TASK REQUIREMENTS :: Exclude images and print all the records verbatim.

● ● ● ● ●

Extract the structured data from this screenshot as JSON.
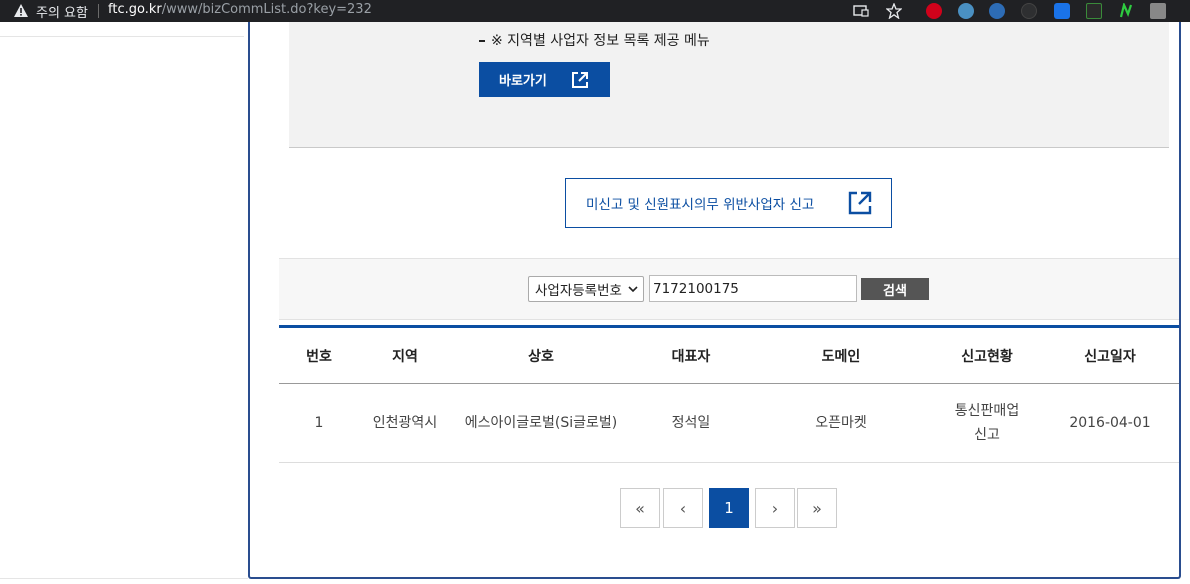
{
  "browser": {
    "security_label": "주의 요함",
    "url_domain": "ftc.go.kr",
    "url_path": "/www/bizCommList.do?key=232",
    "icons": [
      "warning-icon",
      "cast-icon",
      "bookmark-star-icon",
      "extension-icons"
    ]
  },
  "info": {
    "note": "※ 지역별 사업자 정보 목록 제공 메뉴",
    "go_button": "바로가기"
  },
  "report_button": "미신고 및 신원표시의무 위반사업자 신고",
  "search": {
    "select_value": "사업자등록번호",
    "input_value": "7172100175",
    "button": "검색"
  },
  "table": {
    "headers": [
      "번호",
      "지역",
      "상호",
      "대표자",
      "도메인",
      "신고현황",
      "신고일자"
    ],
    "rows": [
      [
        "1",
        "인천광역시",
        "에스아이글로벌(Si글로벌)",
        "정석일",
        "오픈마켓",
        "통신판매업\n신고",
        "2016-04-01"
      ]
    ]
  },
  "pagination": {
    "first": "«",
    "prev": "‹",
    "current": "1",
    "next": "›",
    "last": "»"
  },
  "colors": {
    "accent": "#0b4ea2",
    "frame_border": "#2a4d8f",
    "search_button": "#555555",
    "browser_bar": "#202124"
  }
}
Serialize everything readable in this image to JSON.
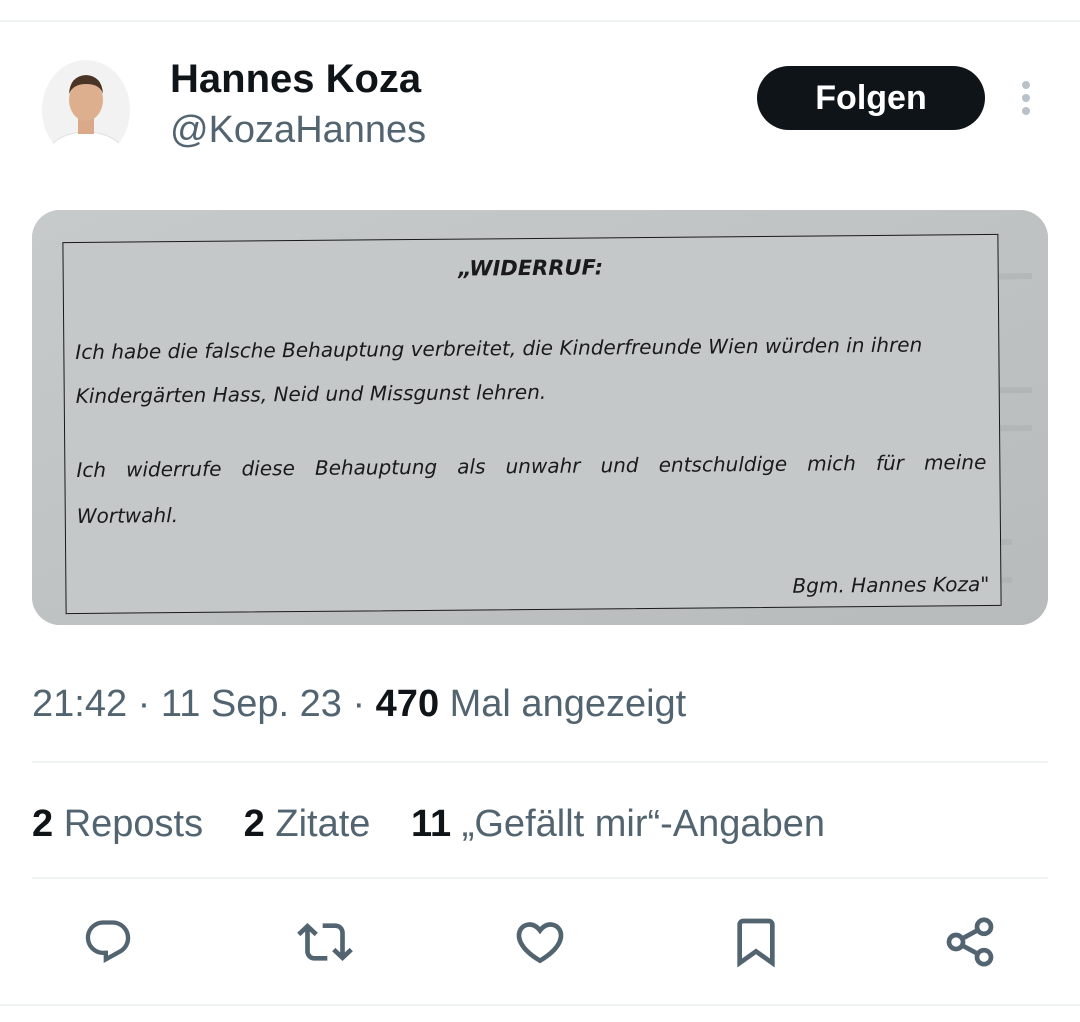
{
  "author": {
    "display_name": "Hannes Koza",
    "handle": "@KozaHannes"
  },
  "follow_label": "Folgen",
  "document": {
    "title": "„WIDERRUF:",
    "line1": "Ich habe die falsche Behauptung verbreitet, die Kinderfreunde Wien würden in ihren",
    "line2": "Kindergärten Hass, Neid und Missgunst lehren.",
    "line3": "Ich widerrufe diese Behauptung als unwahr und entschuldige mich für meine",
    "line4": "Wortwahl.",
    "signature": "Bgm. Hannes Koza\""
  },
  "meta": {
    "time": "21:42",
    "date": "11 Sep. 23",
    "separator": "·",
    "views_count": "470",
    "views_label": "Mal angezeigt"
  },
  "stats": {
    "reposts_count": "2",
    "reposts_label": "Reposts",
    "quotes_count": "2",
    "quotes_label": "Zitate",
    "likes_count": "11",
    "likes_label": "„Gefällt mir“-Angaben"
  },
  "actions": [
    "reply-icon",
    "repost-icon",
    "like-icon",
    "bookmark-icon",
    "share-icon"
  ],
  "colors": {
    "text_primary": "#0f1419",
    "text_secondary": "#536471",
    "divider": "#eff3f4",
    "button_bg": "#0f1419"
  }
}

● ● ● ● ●

REPLY ::
Extract the structured data from this screenshot as JSON.
{
  "browser": {
    "security_label": "주의 요함",
    "url_domain": "ftc.go.kr",
    "url_path": "/www/bizCommList.do?key=232",
    "icons": [
      "warning-icon",
      "cast-icon",
      "bookmark-star-icon",
      "extension-icons"
    ]
  },
  "info": {
    "note": "※ 지역별 사업자 정보 목록 제공 메뉴",
    "go_button": "바로가기"
  },
  "report_button": "미신고 및 신원표시의무 위반사업자 신고",
  "search": {
    "select_value": "사업자등록번호",
    "input_value": "7172100175",
    "button": "검색"
  },
  "table": {
    "headers": [
      "번호",
      "지역",
      "상호",
      "대표자",
      "도메인",
      "신고현황",
      "신고일자"
    ],
    "rows": [
      [
        "1",
        "인천광역시",
        "에스아이글로벌(Si글로벌)",
        "정석일",
        "오픈마켓",
        "통신판매업\n신고",
        "2016-04-01"
      ]
    ]
  },
  "pagination": {
    "first": "«",
    "prev": "‹",
    "current": "1",
    "next": "›",
    "last": "»"
  },
  "colors": {
    "accent": "#0b4ea2",
    "frame_border": "#2a4d8f",
    "search_button": "#555555",
    "browser_bar": "#202124"
  }
}
Serialize everything readable in this image to JSON.
{
  "author": {
    "display_name": "Hannes Koza",
    "handle": "@KozaHannes"
  },
  "follow_label": "Folgen",
  "document": {
    "title": "„WIDERRUF:",
    "line1": "Ich habe die falsche Behauptung verbreitet, die Kinderfreunde Wien würden in ihren",
    "line2": "Kindergärten Hass, Neid und Missgunst lehren.",
    "line3": "Ich widerrufe diese Behauptung als unwahr und entschuldige mich für meine",
    "line4": "Wortwahl.",
    "signature": "Bgm. Hannes Koza\""
  },
  "meta": {
    "time": "21:42",
    "date": "11 Sep. 23",
    "separator": "·",
    "views_count": "470",
    "views_label": "Mal angezeigt"
  },
  "stats": {
    "reposts_count": "2",
    "reposts_label": "Reposts",
    "quotes_count": "2",
    "quotes_label": "Zitate",
    "likes_count": "11",
    "likes_label": "„Gefällt mir“-Angaben"
  },
  "actions": [
    "reply-icon",
    "repost-icon",
    "like-icon",
    "bookmark-icon",
    "share-icon"
  ],
  "colors": {
    "text_primary": "#0f1419",
    "text_secondary": "#536471",
    "divider": "#eff3f4",
    "button_bg": "#0f1419"
  }
}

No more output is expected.